You best bet is to load openvpn on the router itself with a DD-WRT image. This tends to get around many of the NAT and port mapping issue that are involved with any VPN.
If not you can still use openvpn on a server it just tends to be more complex in some ways. You may want to run it using SSLVPN rather than pptp or l2tp. SSLVPN is slightly slower since it is TCP based but you don't have worry about the issue of getting protocol 47 or protocol 50 though the router NAT. Note you cannot map these ..they are not PORTS they are protocol and the router will either know how to handle it or it will not.
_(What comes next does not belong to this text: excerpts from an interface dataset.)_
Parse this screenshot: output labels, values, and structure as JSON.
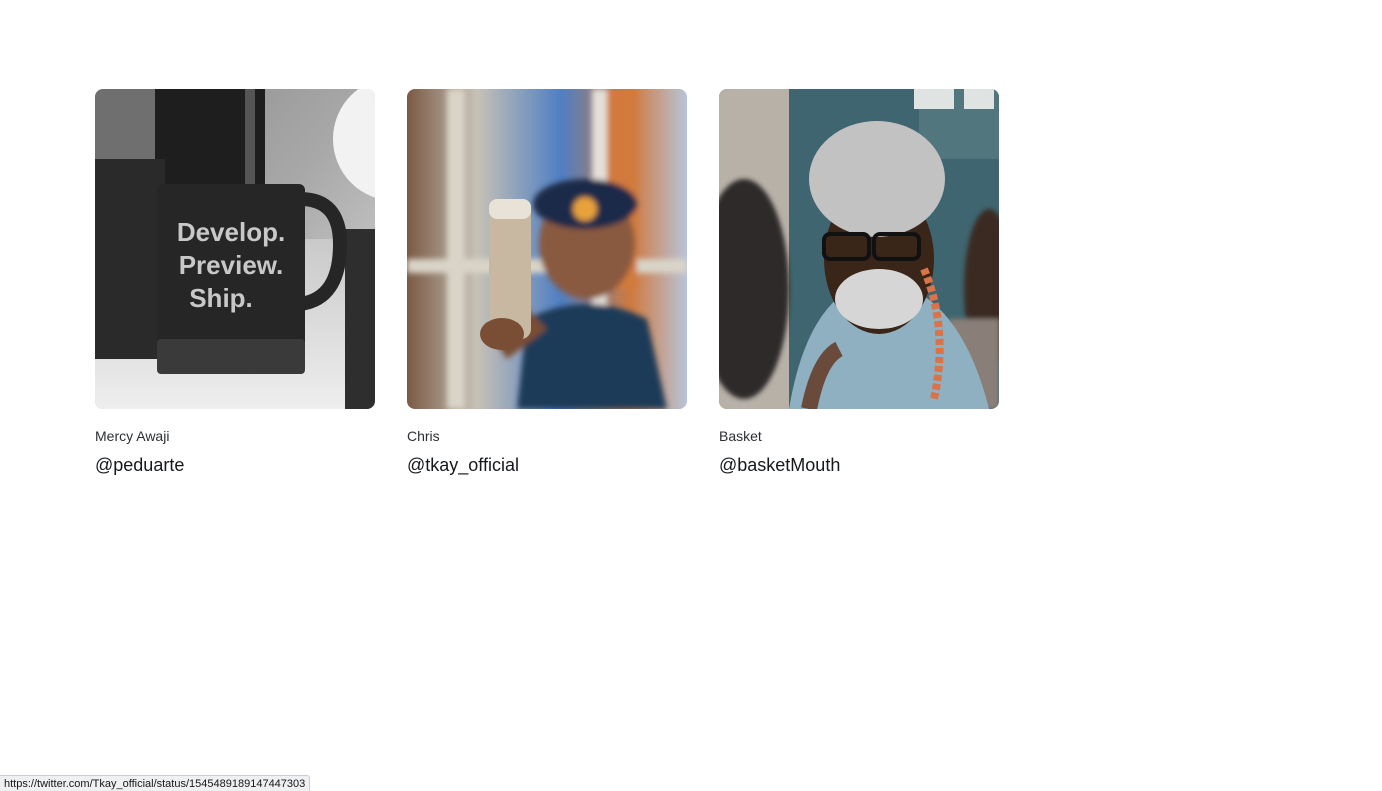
{
  "cards": [
    {
      "name": "Mercy Awaji",
      "handle": "@peduarte",
      "image": "mug-photo",
      "mug_text": [
        "Develop.",
        "Preview.",
        "Ship."
      ]
    },
    {
      "name": "Chris",
      "handle": "@tkay_official",
      "image": "woman-with-wrap-photo"
    },
    {
      "name": "Basket",
      "handle": "@basketMouth",
      "image": "elderly-man-photo"
    }
  ],
  "status_bar": {
    "url": "https://twitter.com/Tkay_official/status/1545489189147447303"
  }
}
There are a number of commercial solutions if you are willing to pay for them but they tend to be very expensive. I thinks cisco charges about $100 per user and that does not include the cost of the device itself